The data below must be copied in full and without any change.

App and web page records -
____________
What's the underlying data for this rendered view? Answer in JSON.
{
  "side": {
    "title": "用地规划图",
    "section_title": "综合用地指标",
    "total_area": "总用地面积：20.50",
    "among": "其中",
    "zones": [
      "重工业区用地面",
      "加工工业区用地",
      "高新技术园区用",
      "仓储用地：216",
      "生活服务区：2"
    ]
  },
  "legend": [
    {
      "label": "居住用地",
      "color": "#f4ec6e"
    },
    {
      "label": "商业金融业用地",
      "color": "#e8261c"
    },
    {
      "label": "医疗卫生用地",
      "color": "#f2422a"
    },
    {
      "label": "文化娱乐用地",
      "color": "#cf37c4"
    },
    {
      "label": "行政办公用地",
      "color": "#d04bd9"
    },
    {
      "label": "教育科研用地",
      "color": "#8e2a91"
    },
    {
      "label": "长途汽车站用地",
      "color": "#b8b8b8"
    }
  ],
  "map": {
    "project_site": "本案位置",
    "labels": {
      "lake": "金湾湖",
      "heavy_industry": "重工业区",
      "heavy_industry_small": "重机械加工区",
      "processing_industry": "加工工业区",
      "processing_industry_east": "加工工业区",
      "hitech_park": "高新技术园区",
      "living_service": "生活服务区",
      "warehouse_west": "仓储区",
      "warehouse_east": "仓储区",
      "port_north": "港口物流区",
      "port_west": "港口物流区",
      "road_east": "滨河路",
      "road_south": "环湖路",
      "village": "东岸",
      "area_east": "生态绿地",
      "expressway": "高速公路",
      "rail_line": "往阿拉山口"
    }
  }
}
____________
YOUR RESPONSE -
What's the underlying data for this rendered view? Answer in JSON.
{
  "side": {
    "title": "用地规划图",
    "section_title": "综合用地指标",
    "total_area": "总用地面积：20.50",
    "among": "其中",
    "zones": [
      "重工业区用地面",
      "加工工业区用地",
      "高新技术园区用",
      "仓储用地：216",
      "生活服务区：2"
    ]
  },
  "legend": [
    {
      "label": "居住用地",
      "color": "#f4ec6e"
    },
    {
      "label": "商业金融业用地",
      "color": "#e8261c"
    },
    {
      "label": "医疗卫生用地",
      "color": "#f2422a"
    },
    {
      "label": "文化娱乐用地",
      "color": "#cf37c4"
    },
    {
      "label": "行政办公用地",
      "color": "#d04bd9"
    },
    {
      "label": "教育科研用地",
      "color": "#8e2a91"
    },
    {
      "label": "长途汽车站用地",
      "color": "#b8b8b8"
    }
  ],
  "map": {
    "project_site": "本案位置",
    "labels": {
      "lake": "金湾湖",
      "heavy_industry": "重工业区",
      "heavy_industry_small": "重机械加工区",
      "processing_industry": "加工工业区",
      "processing_industry_east": "加工工业区",
      "hitech_park": "高新技术园区",
      "living_service": "生活服务区",
      "warehouse_west": "仓储区",
      "warehouse_east": "仓储区",
      "port_north": "港口物流区",
      "port_west": "港口物流区",
      "road_east": "滨河路",
      "road_south": "环湖路",
      "village": "东岸",
      "area_east": "生态绿地",
      "expressway": "高速公路",
      "rail_line": "往阿拉山口"
    }
  }
}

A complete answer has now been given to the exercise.